Hubbell received a Yale Younger Poets award in 1927, and his books of poetry were published by major publishers in the US. He was an early admirer of Gertrude Stein; he corresponded with her and wrote an article defending her first early novels. He was a regular companion of Stein's during her 1934 trip to New York City.
Though Hubbell never went to university, from 1946-1953 he was the Head of the Literature Department at Randall School in Hartford, Connecticut, where he taught the history of drama, Shakespeare, Ibsen and Modern Poetry.
In 1953, after the death of a cousin and the consequent inheritance he received, Hubbell moved to Japan and began to work as a cataloger at the library in Daitokuji Temple. This would lead to his professorship at Doshisha University and later to his becoming a Japanese citizen (1960). Once he had taken Japanese citizenship, Hubbell never again left Japan and officially changed his name to the Japanese, Shuseki Hayashi.

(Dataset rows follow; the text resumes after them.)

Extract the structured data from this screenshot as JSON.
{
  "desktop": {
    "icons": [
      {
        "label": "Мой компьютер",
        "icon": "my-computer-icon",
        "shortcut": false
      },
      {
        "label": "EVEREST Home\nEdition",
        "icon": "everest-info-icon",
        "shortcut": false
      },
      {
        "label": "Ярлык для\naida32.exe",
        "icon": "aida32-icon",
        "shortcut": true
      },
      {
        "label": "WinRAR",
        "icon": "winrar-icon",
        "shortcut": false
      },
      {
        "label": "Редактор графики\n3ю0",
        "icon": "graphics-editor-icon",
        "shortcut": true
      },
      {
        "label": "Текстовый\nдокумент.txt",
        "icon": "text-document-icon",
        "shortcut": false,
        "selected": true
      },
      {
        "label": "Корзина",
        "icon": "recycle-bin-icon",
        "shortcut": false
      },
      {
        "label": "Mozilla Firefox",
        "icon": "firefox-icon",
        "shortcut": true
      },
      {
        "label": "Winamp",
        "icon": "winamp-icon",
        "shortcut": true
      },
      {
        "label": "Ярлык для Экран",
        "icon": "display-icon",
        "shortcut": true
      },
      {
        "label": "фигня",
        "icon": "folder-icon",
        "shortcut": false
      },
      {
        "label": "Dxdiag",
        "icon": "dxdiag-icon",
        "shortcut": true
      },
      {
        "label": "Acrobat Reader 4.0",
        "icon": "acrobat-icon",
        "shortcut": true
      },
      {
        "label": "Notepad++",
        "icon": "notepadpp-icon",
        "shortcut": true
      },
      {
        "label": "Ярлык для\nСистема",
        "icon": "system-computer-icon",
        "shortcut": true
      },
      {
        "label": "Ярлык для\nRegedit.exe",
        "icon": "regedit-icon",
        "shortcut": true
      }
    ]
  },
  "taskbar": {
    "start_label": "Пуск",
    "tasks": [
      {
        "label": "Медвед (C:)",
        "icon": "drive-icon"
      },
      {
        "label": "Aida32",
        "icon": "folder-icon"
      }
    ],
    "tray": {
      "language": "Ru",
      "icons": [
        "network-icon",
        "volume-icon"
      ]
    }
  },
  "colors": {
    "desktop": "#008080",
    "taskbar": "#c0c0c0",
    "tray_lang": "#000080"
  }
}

Hubbell was an admirer of Nô drama and saw 186 out of the extant 240 plays, 849 performances in all. He helped translate Kadensho (secret teachings on Nô performance) by Zeami (1363 - 1443), published by the foundation of Sumiya-Shinobe Scholoarship (1968). He also dedicated himself to Shinto, especially to the beauty of its ceremonies and rituals, its music and dance.

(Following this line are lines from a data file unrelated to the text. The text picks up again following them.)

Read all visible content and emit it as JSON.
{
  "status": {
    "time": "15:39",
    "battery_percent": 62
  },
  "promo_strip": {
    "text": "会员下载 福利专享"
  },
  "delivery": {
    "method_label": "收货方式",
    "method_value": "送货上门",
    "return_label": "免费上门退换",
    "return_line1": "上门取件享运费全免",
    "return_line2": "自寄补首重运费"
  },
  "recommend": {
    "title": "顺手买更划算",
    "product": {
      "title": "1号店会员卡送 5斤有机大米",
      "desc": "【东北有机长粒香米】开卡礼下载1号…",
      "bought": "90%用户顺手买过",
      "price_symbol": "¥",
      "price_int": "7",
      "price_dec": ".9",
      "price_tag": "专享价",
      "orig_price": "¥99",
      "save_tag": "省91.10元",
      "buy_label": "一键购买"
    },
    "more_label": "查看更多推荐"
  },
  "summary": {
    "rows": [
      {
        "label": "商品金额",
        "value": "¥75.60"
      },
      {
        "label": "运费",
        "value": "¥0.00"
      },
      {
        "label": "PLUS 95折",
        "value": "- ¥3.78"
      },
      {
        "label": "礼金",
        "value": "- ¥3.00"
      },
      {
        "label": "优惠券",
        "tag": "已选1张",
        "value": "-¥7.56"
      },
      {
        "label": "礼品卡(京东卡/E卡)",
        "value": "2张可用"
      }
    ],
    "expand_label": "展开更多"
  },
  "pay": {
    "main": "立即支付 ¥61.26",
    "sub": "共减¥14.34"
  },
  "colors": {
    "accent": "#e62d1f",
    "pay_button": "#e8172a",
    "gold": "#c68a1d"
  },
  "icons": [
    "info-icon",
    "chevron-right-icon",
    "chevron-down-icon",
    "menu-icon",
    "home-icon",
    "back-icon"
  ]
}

In 1970 Hubbell, along with his friends and fellow scholars Hisao Kanaseki and Yoko Danno, established a non-profit, private press known as the Ikuta Press. Through this Hubbell published 16 volumes of his own poetry and prose.
Hubbell retired from Doshisha in 1970 and went on to teach at Mukogawa Women's University in Nishinomiya until the age of 86. He continued to write throughout his later life. Lindley Williams Hubbell passed away in 1994 in the Kunishima Hospital in Kyoto.
A memorial stone was installed by his former students, friends and colleagues in the precincts of Kannon-ji Temple in Oh-yamazaki, Kyoto.